GIVEN RECORDS:

========================

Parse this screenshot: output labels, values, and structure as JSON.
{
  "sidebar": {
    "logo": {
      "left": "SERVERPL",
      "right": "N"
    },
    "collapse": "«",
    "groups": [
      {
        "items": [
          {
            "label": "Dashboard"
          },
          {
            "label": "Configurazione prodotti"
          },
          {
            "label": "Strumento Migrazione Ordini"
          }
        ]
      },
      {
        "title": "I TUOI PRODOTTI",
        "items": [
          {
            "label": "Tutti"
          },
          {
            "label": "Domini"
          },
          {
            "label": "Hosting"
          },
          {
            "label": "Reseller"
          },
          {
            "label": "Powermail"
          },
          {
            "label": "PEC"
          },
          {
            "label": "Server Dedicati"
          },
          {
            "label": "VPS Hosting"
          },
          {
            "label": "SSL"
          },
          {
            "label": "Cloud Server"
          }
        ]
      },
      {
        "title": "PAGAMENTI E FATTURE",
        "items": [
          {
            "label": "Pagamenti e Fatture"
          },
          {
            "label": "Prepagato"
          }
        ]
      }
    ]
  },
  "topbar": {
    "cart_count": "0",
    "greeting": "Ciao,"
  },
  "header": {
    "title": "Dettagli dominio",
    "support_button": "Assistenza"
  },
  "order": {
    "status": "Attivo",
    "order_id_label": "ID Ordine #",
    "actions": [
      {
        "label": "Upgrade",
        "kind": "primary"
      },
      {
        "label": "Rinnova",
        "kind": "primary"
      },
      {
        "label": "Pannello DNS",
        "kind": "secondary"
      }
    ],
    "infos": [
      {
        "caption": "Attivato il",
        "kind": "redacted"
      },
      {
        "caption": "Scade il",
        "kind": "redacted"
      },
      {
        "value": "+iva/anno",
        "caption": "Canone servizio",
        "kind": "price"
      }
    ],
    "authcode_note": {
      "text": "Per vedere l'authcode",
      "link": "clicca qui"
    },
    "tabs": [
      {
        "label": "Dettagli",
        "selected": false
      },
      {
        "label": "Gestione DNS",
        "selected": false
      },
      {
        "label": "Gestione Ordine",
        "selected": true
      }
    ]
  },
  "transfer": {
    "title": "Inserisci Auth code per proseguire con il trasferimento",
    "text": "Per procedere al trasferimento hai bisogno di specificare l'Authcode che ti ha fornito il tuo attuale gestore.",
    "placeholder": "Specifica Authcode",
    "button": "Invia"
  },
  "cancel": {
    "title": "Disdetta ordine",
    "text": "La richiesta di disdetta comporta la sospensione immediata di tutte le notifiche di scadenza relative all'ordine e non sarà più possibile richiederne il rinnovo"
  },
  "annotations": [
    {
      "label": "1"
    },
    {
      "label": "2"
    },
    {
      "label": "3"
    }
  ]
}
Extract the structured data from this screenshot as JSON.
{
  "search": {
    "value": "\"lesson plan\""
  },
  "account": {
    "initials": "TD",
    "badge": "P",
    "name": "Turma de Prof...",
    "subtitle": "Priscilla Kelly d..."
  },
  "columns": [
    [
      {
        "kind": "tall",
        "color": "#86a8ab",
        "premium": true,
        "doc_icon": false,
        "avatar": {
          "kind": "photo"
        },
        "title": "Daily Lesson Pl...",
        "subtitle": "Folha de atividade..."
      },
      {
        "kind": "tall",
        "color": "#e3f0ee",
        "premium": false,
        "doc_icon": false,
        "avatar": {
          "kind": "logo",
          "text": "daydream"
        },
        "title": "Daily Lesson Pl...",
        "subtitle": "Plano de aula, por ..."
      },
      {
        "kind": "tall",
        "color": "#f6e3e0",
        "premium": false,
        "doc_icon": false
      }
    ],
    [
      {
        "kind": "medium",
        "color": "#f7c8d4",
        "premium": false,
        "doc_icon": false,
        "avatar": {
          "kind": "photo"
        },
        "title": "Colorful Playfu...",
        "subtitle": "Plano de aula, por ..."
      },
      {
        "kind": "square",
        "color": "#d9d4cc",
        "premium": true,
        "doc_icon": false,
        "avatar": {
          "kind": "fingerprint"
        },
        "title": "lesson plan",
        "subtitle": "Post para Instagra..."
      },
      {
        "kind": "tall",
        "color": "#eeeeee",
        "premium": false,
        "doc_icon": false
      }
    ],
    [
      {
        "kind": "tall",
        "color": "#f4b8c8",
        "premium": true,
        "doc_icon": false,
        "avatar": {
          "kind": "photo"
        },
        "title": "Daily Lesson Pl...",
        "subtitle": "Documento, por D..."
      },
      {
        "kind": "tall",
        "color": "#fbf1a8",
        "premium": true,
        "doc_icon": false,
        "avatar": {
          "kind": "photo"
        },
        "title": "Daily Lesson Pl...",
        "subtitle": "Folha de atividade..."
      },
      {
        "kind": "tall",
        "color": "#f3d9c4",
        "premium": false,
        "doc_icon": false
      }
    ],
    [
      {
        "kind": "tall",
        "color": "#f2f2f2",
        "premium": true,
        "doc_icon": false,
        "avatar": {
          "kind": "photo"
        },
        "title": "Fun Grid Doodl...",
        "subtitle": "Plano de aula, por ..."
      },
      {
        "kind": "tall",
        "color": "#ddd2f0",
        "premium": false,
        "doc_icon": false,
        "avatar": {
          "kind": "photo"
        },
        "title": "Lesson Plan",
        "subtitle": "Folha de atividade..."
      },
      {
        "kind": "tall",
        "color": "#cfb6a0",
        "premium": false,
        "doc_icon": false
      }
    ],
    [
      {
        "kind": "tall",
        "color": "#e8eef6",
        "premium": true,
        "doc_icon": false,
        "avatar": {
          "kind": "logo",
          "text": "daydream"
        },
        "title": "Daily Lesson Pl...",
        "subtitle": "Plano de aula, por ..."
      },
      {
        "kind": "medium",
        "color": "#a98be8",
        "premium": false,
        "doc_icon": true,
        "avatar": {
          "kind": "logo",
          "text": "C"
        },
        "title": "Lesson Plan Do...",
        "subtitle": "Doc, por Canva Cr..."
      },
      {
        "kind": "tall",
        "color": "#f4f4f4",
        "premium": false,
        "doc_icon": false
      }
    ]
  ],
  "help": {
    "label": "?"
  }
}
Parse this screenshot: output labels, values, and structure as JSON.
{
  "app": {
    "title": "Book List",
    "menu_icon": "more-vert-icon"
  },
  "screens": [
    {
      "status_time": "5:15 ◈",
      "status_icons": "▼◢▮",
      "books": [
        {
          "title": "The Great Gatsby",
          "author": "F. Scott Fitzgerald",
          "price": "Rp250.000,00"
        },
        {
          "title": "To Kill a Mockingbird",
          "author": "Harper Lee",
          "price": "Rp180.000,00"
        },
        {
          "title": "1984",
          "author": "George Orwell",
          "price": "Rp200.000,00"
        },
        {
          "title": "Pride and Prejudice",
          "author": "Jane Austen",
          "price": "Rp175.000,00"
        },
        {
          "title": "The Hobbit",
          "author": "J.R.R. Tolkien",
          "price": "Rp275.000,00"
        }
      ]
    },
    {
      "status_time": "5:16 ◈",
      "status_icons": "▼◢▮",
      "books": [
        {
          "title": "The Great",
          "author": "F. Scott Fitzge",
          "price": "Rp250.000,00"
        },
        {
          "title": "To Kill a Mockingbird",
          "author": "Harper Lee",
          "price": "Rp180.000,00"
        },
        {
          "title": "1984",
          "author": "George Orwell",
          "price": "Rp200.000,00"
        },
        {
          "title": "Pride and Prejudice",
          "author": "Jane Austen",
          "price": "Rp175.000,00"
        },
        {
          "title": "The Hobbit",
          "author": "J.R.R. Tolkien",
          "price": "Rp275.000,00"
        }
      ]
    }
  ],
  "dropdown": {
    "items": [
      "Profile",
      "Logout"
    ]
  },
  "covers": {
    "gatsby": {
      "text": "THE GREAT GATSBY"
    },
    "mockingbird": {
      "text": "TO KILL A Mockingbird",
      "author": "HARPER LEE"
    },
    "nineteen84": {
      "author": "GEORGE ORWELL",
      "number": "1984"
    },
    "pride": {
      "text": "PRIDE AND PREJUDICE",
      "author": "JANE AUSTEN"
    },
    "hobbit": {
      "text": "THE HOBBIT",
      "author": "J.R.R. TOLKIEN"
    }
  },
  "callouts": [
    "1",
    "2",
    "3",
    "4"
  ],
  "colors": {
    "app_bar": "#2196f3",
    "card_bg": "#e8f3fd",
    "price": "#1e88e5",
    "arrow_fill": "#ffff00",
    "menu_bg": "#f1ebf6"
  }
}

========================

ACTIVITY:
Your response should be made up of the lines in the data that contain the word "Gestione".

OUTPUT OF THE EXERCISE:
        "label": "Gestione DNS",
        "label": "Gestione Ordine",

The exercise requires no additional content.